What you are asked to do:
Please give again every entry exactly as it appears, setting aside the pictures.

Material to process:

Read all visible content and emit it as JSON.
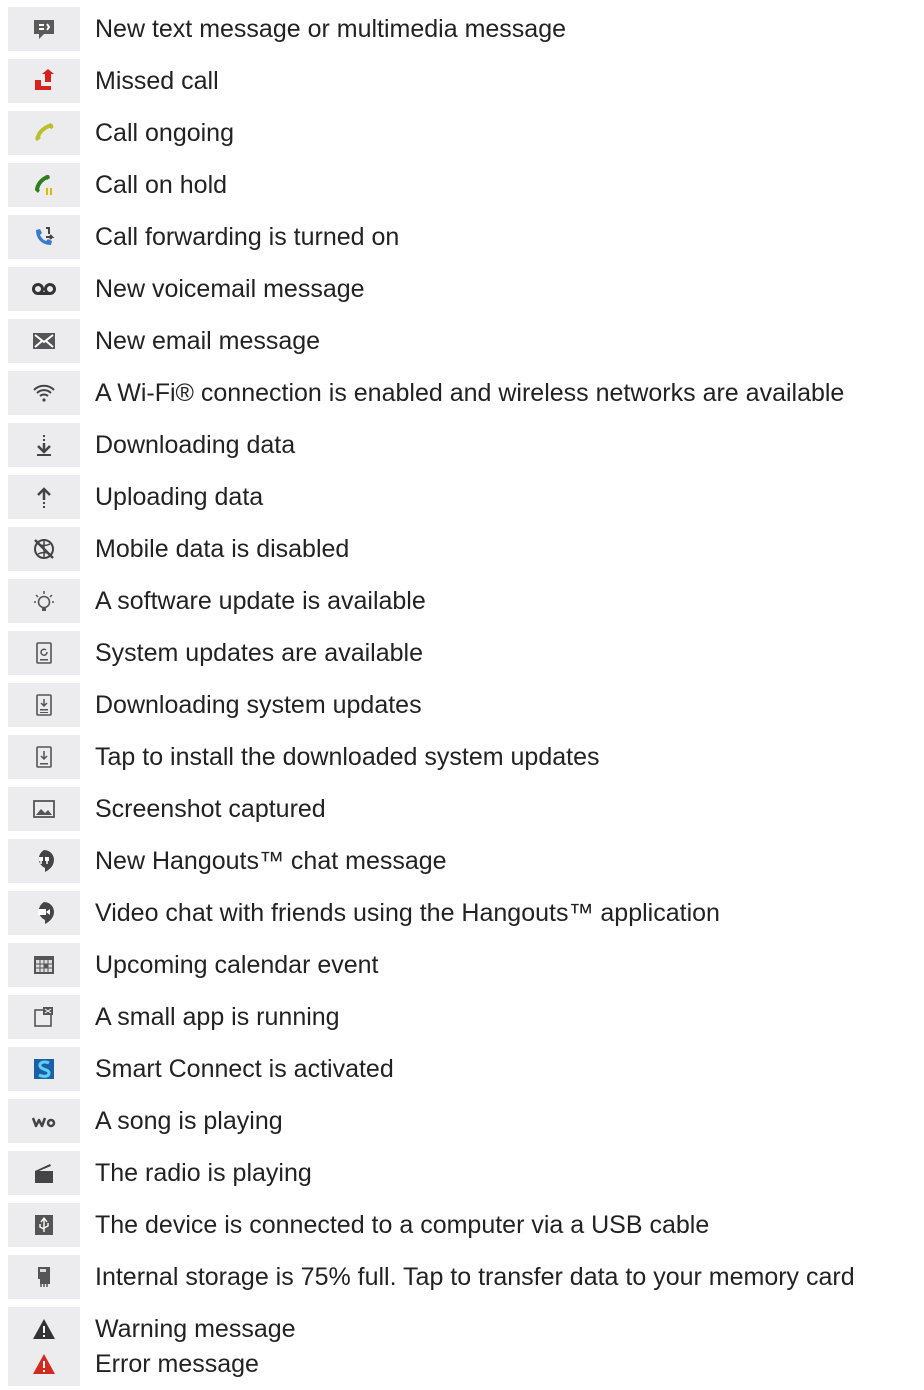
{
  "items": [
    {
      "icon": "message-icon",
      "label": "New text message or multimedia message"
    },
    {
      "icon": "missed-call-icon",
      "label": "Missed call"
    },
    {
      "icon": "call-ongoing-icon",
      "label": "Call ongoing"
    },
    {
      "icon": "call-on-hold-icon",
      "label": "Call on hold"
    },
    {
      "icon": "call-forwarding-icon",
      "label": "Call forwarding is turned on"
    },
    {
      "icon": "voicemail-icon",
      "label": "New voicemail message"
    },
    {
      "icon": "email-icon",
      "label": "New email message"
    },
    {
      "icon": "wifi-icon",
      "label": "A Wi-Fi® connection is enabled and wireless networks are available"
    },
    {
      "icon": "download-icon",
      "label": "Downloading data"
    },
    {
      "icon": "upload-icon",
      "label": "Uploading data"
    },
    {
      "icon": "mobile-data-disabled-icon",
      "label": "Mobile data is disabled"
    },
    {
      "icon": "software-update-icon",
      "label": "A software update is available"
    },
    {
      "icon": "system-update-icon",
      "label": "System updates are available"
    },
    {
      "icon": "downloading-system-update-icon",
      "label": "Downloading system updates"
    },
    {
      "icon": "install-update-icon",
      "label": "Tap to install the downloaded system updates"
    },
    {
      "icon": "screenshot-icon",
      "label": "Screenshot captured"
    },
    {
      "icon": "hangouts-chat-icon",
      "label": "New Hangouts™ chat message"
    },
    {
      "icon": "hangouts-video-icon",
      "label": "Video chat with friends using the Hangouts™ application"
    },
    {
      "icon": "calendar-icon",
      "label": "Upcoming calendar event"
    },
    {
      "icon": "small-app-icon",
      "label": "A small app is running"
    },
    {
      "icon": "smart-connect-icon",
      "label": "Smart Connect is activated"
    },
    {
      "icon": "walkman-icon",
      "label": "A song is playing"
    },
    {
      "icon": "radio-icon",
      "label": "The radio is playing"
    },
    {
      "icon": "usb-icon",
      "label": "The device is connected to a computer via a USB cable"
    },
    {
      "icon": "storage-icon",
      "label": "Internal storage is 75% full. Tap to transfer data to your memory card"
    },
    {
      "icon": "warning-icon",
      "label": "Warning message"
    },
    {
      "icon": "error-icon",
      "label": "Error message"
    }
  ],
  "colors": {
    "icon_background": "#ececef",
    "text": "#222222",
    "missed_call": "#d8201c",
    "call_ongoing": "#b8c02a",
    "call_hold": "#2e7d1f",
    "error": "#d32a1f",
    "icon_gray": "#555555"
  }
}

Output for this exercise:
Read all visible content and emit it as JSON.
{
  "items": [
    {
      "icon": "message-icon",
      "label": "New text message or multimedia message"
    },
    {
      "icon": "missed-call-icon",
      "label": "Missed call"
    },
    {
      "icon": "call-ongoing-icon",
      "label": "Call ongoing"
    },
    {
      "icon": "call-on-hold-icon",
      "label": "Call on hold"
    },
    {
      "icon": "call-forwarding-icon",
      "label": "Call forwarding is turned on"
    },
    {
      "icon": "voicemail-icon",
      "label": "New voicemail message"
    },
    {
      "icon": "email-icon",
      "label": "New email message"
    },
    {
      "icon": "wifi-icon",
      "label": "A Wi-Fi® connection is enabled and wireless networks are available"
    },
    {
      "icon": "download-icon",
      "label": "Downloading data"
    },
    {
      "icon": "upload-icon",
      "label": "Uploading data"
    },
    {
      "icon": "mobile-data-disabled-icon",
      "label": "Mobile data is disabled"
    },
    {
      "icon": "software-update-icon",
      "label": "A software update is available"
    },
    {
      "icon": "system-update-icon",
      "label": "System updates are available"
    },
    {
      "icon": "downloading-system-update-icon",
      "label": "Downloading system updates"
    },
    {
      "icon": "install-update-icon",
      "label": "Tap to install the downloaded system updates"
    },
    {
      "icon": "screenshot-icon",
      "label": "Screenshot captured"
    },
    {
      "icon": "hangouts-chat-icon",
      "label": "New Hangouts™ chat message"
    },
    {
      "icon": "hangouts-video-icon",
      "label": "Video chat with friends using the Hangouts™ application"
    },
    {
      "icon": "calendar-icon",
      "label": "Upcoming calendar event"
    },
    {
      "icon": "small-app-icon",
      "label": "A small app is running"
    },
    {
      "icon": "smart-connect-icon",
      "label": "Smart Connect is activated"
    },
    {
      "icon": "walkman-icon",
      "label": "A song is playing"
    },
    {
      "icon": "radio-icon",
      "label": "The radio is playing"
    },
    {
      "icon": "usb-icon",
      "label": "The device is connected to a computer via a USB cable"
    },
    {
      "icon": "storage-icon",
      "label": "Internal storage is 75% full. Tap to transfer data to your memory card"
    },
    {
      "icon": "warning-icon",
      "label": "Warning message"
    },
    {
      "icon": "error-icon",
      "label": "Error message"
    }
  ],
  "colors": {
    "icon_background": "#ececef",
    "text": "#222222",
    "missed_call": "#d8201c",
    "call_ongoing": "#b8c02a",
    "call_hold": "#2e7d1f",
    "error": "#d32a1f",
    "icon_gray": "#555555"
  }
}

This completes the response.